Frito
Salad

 

You will need:

1 head of lettuce

1 tomato

1 bundle of green
onions
1 can kidney beans,
drained
1 ½ cups
fritos

Tear lettuce into
bite size
pieces. Dice the tomato and onions. Toss in salad bowl. Just before
serving,
add kidney beans and fritos and toss again. Serve with dressing on the
side.

 

Frito
Salad Dressing

 

Combine the
following ingredients:
1 cup mayonnaise

1 teaspoon curry
powder
¼ teaspoon
garlic
powder

Makes about one
cup of dressing.

Felina may have
been the
dancer that stole our cowboy’s heart. But it wasn’t Felina that most
folks
came to see.
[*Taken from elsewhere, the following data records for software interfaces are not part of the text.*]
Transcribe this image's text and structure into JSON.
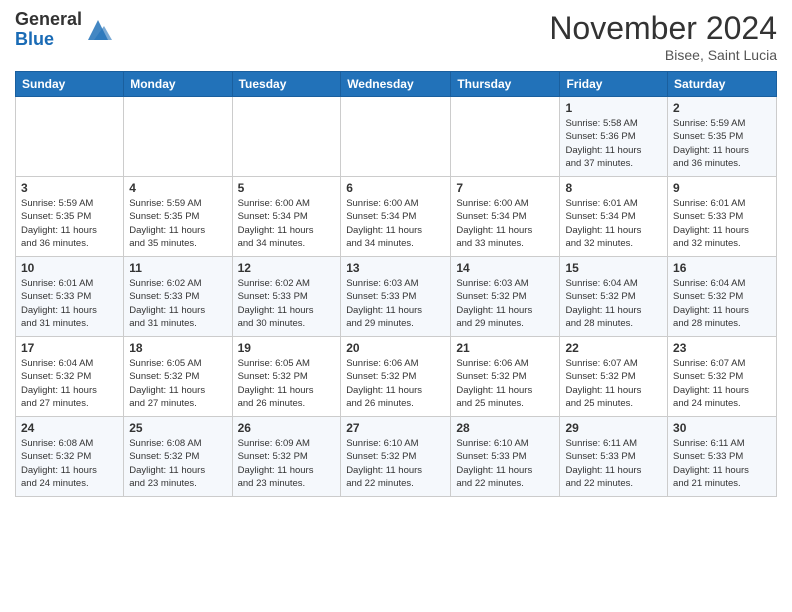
{
  "header": {
    "logo_line1": "General",
    "logo_line2": "Blue",
    "month_title": "November 2024",
    "subtitle": "Bisee, Saint Lucia"
  },
  "weekdays": [
    "Sunday",
    "Monday",
    "Tuesday",
    "Wednesday",
    "Thursday",
    "Friday",
    "Saturday"
  ],
  "weeks": [
    [
      {
        "day": "",
        "info": ""
      },
      {
        "day": "",
        "info": ""
      },
      {
        "day": "",
        "info": ""
      },
      {
        "day": "",
        "info": ""
      },
      {
        "day": "",
        "info": ""
      },
      {
        "day": "1",
        "info": "Sunrise: 5:58 AM\nSunset: 5:36 PM\nDaylight: 11 hours\nand 37 minutes."
      },
      {
        "day": "2",
        "info": "Sunrise: 5:59 AM\nSunset: 5:35 PM\nDaylight: 11 hours\nand 36 minutes."
      }
    ],
    [
      {
        "day": "3",
        "info": "Sunrise: 5:59 AM\nSunset: 5:35 PM\nDaylight: 11 hours\nand 36 minutes."
      },
      {
        "day": "4",
        "info": "Sunrise: 5:59 AM\nSunset: 5:35 PM\nDaylight: 11 hours\nand 35 minutes."
      },
      {
        "day": "5",
        "info": "Sunrise: 6:00 AM\nSunset: 5:34 PM\nDaylight: 11 hours\nand 34 minutes."
      },
      {
        "day": "6",
        "info": "Sunrise: 6:00 AM\nSunset: 5:34 PM\nDaylight: 11 hours\nand 34 minutes."
      },
      {
        "day": "7",
        "info": "Sunrise: 6:00 AM\nSunset: 5:34 PM\nDaylight: 11 hours\nand 33 minutes."
      },
      {
        "day": "8",
        "info": "Sunrise: 6:01 AM\nSunset: 5:34 PM\nDaylight: 11 hours\nand 32 minutes."
      },
      {
        "day": "9",
        "info": "Sunrise: 6:01 AM\nSunset: 5:33 PM\nDaylight: 11 hours\nand 32 minutes."
      }
    ],
    [
      {
        "day": "10",
        "info": "Sunrise: 6:01 AM\nSunset: 5:33 PM\nDaylight: 11 hours\nand 31 minutes."
      },
      {
        "day": "11",
        "info": "Sunrise: 6:02 AM\nSunset: 5:33 PM\nDaylight: 11 hours\nand 31 minutes."
      },
      {
        "day": "12",
        "info": "Sunrise: 6:02 AM\nSunset: 5:33 PM\nDaylight: 11 hours\nand 30 minutes."
      },
      {
        "day": "13",
        "info": "Sunrise: 6:03 AM\nSunset: 5:33 PM\nDaylight: 11 hours\nand 29 minutes."
      },
      {
        "day": "14",
        "info": "Sunrise: 6:03 AM\nSunset: 5:32 PM\nDaylight: 11 hours\nand 29 minutes."
      },
      {
        "day": "15",
        "info": "Sunrise: 6:04 AM\nSunset: 5:32 PM\nDaylight: 11 hours\nand 28 minutes."
      },
      {
        "day": "16",
        "info": "Sunrise: 6:04 AM\nSunset: 5:32 PM\nDaylight: 11 hours\nand 28 minutes."
      }
    ],
    [
      {
        "day": "17",
        "info": "Sunrise: 6:04 AM\nSunset: 5:32 PM\nDaylight: 11 hours\nand 27 minutes."
      },
      {
        "day": "18",
        "info": "Sunrise: 6:05 AM\nSunset: 5:32 PM\nDaylight: 11 hours\nand 27 minutes."
      },
      {
        "day": "19",
        "info": "Sunrise: 6:05 AM\nSunset: 5:32 PM\nDaylight: 11 hours\nand 26 minutes."
      },
      {
        "day": "20",
        "info": "Sunrise: 6:06 AM\nSunset: 5:32 PM\nDaylight: 11 hours\nand 26 minutes."
      },
      {
        "day": "21",
        "info": "Sunrise: 6:06 AM\nSunset: 5:32 PM\nDaylight: 11 hours\nand 25 minutes."
      },
      {
        "day": "22",
        "info": "Sunrise: 6:07 AM\nSunset: 5:32 PM\nDaylight: 11 hours\nand 25 minutes."
      },
      {
        "day": "23",
        "info": "Sunrise: 6:07 AM\nSunset: 5:32 PM\nDaylight: 11 hours\nand 24 minutes."
      }
    ],
    [
      {
        "day": "24",
        "info": "Sunrise: 6:08 AM\nSunset: 5:32 PM\nDaylight: 11 hours\nand 24 minutes."
      },
      {
        "day": "25",
        "info": "Sunrise: 6:08 AM\nSunset: 5:32 PM\nDaylight: 11 hours\nand 23 minutes."
      },
      {
        "day": "26",
        "info": "Sunrise: 6:09 AM\nSunset: 5:32 PM\nDaylight: 11 hours\nand 23 minutes."
      },
      {
        "day": "27",
        "info": "Sunrise: 6:10 AM\nSunset: 5:32 PM\nDaylight: 11 hours\nand 22 minutes."
      },
      {
        "day": "28",
        "info": "Sunrise: 6:10 AM\nSunset: 5:33 PM\nDaylight: 11 hours\nand 22 minutes."
      },
      {
        "day": "29",
        "info": "Sunrise: 6:11 AM\nSunset: 5:33 PM\nDaylight: 11 hours\nand 22 minutes."
      },
      {
        "day": "30",
        "info": "Sunrise: 6:11 AM\nSunset: 5:33 PM\nDaylight: 11 hours\nand 21 minutes."
      }
    ]
  ]
}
Rosa was packing ‘em in because people got wind of her
cooking!
After all, that’s why it was Rosa’s Cantina!

 

Trivia

 

Twin Cities
Did you
know that El Paso faces a sister city just across the border and the
Rio
Grande? The name of the city in Mexico is Ciudad Juarez.

Tex-Mex Cooking
Take
corn, chiles, squash, cacti, tomatoes, avocados, and jalapeños,
and what do you have? That’s right! The blend of the borders! And it’s
some “good eating!”

For a peek at
what the 1810
Texas looked like – assemble this on
line puzzle map.
You might find yourself toe tapping right
along
with Rosa!

For more Articles by this Author, Click Here
For more Lesson Plans in the Subject:
History Grade 1 Click Here
History Grade 3 Click Here
History Grade 5 Click Here